Currently, there are 83 women who serve in the United States House of Representatives. That is 19.1% of the 435 House members, and about 3/4 of those 83 are Democrats. There have not always been women in the House, however.
THE FIRST WOMAN IN THE HOUSE
Jeannette Rankin of Montana was the first female to serve in the U.S. Congress. In fact, it was 100 years ago this week that she became the first woman in the House.
Rankin was born in 1880 in Montana Territory, nine years before it became a state. In 1914, women’s suffrage was passed in both Montana and Nevada. They thus became the tenth and eleventh states to give women the right to vote.
Rankin had joined the suffrage movement in 1910 when she was working in an orphanage in Seattle. Partly because of her efforts, Washington voted for women’s suffrage in November of that year.
Rankin then moved back to Montana, and in February 1911 she made her case for women's suffrage before the Montana legislature. That was the first time a woman had spoken to that body. It took until November of 1914, but then Montana also decided to allow women to vote.
Rankin decided to run in 1916 as a Republican for one of the two U.S. House of Representatives seats from Montana—and she won! In her first time to vote she voted for herself.
Rankin was introduced in Congress as its first female member on April 2, 1917.
THE FIRST WOMAN’S PACIFISM
On the very day she took office, Pres. Wilson addressed a joint session of Congress and urged a declaration of war against Germany, and on April 6 the vote went to the House.
Rankin was one of 50 representatives who voted against the American declaration of war—and she became the one most criticized for her negative vote.
Knowing she had little chance of being re-elected to the House, in 1918 Rankin ran for the Senate. However, she was unsuccessful. She was then no longer a member of Congress until her election in 1940 to serve once more as a Representative from Montana.
Soon, on Dec. 8, 1941, Congress voted once again on another declaration of war. Also, once again, Rankin voted against going to war—and this time she was the only one to cast a dissenting vote.
She was also once again widely maligned for voting against war. Here was the headline in one newspaper:
Rankin, however, was consistently against war during her long lifetime.
In 1967, at the age of 87 and sixty years after first taking a seat in Congress, she organized the Jeannette Rankin Brigade, an organization that publicly protested against the Vietnam War.
Rankin died in 1973 at the age of 93.
WOMEN IN THE HOUSE NOW
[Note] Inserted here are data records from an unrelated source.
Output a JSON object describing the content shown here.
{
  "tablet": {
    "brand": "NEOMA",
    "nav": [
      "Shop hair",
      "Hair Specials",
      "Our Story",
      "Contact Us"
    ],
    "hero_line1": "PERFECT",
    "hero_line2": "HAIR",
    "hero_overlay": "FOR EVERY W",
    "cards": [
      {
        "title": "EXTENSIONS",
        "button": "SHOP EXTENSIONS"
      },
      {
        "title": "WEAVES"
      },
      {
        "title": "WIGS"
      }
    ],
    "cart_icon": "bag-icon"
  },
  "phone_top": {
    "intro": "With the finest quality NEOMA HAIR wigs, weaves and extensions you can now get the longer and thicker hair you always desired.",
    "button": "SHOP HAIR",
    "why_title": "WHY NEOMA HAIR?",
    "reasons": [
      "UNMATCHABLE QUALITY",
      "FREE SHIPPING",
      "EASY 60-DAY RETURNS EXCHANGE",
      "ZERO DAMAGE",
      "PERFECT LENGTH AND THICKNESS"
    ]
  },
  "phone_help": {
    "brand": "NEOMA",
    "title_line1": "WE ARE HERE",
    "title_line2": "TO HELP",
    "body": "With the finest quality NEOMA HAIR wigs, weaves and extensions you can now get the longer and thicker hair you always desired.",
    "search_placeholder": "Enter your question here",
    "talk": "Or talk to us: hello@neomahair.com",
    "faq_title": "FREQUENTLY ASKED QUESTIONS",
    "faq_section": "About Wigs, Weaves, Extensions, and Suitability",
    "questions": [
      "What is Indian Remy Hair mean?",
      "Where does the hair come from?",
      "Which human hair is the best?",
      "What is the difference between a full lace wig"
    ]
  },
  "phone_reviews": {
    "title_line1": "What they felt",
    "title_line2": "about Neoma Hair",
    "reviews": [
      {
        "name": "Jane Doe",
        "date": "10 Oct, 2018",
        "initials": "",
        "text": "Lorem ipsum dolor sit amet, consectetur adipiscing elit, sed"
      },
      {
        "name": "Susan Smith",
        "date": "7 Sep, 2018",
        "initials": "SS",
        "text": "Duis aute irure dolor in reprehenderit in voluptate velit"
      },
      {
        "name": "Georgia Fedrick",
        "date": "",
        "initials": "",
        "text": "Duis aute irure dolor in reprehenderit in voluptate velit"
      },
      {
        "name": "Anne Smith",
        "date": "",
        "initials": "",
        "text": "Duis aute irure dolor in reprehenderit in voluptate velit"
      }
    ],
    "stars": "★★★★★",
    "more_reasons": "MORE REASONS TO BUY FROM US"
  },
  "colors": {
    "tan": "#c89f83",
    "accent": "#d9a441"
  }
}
The nation has moved considerably toward women’s equality since 1917—but many would argue not nearly far enough. Perhaps more women would mean a more peaceful country and a more peaceful world.
Not all women are against war the way Jeannette Rankin was. Still, there may be great truth in these words she spoke in 1925:
The work of educating the world for peace is a woman’s job, because men are afraid of being classed as cowards.
Maybe we should also agree with this statement:
However, not all women are the same. I am not impressed by, nor a supporter of, the two women among the current eight U.S. Representatives from Missouri.
The women I want in Congress are people like Barbara Lee (D-Calif.), who has served in the House since 1998--and like Jeannette Rankin, the first woman in the House.